- _What to do_
Go line by line through the listing below and copy those that hold "Region".
** Opening Available data block **
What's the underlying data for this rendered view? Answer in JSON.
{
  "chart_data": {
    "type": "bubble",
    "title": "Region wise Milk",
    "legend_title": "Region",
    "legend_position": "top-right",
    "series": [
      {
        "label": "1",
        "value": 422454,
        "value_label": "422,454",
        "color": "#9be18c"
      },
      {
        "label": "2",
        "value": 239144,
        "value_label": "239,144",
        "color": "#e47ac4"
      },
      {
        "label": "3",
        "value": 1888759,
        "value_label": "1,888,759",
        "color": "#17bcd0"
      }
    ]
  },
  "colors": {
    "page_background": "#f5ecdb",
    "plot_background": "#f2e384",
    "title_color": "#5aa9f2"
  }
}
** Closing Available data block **
- _Response_
    "title": "Region wise Milk",
    "legend_title": "Region",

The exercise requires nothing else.